Website and app data records:

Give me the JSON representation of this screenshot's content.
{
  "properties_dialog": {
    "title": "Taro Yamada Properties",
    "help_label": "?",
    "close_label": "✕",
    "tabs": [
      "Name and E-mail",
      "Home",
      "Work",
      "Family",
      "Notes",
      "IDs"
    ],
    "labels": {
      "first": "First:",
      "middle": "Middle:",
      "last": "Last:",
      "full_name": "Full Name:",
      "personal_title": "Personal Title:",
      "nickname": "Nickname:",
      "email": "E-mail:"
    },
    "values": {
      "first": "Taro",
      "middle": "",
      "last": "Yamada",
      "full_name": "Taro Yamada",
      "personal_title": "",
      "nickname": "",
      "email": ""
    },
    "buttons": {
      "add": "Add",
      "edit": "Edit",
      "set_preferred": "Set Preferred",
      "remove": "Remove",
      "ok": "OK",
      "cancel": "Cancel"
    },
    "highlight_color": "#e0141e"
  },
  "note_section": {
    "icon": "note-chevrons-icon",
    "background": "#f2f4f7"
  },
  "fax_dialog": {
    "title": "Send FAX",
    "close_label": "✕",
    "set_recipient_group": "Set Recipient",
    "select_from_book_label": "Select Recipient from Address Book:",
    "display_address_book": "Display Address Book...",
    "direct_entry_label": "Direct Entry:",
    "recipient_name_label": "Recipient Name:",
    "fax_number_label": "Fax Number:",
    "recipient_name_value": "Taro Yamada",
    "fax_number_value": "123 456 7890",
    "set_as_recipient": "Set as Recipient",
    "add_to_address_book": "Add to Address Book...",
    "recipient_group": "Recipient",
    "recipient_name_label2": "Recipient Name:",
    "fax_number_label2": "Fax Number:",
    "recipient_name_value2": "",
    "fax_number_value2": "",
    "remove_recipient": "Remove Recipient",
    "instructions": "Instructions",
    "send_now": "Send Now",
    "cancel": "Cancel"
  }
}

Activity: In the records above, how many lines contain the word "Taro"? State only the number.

Written answer: 4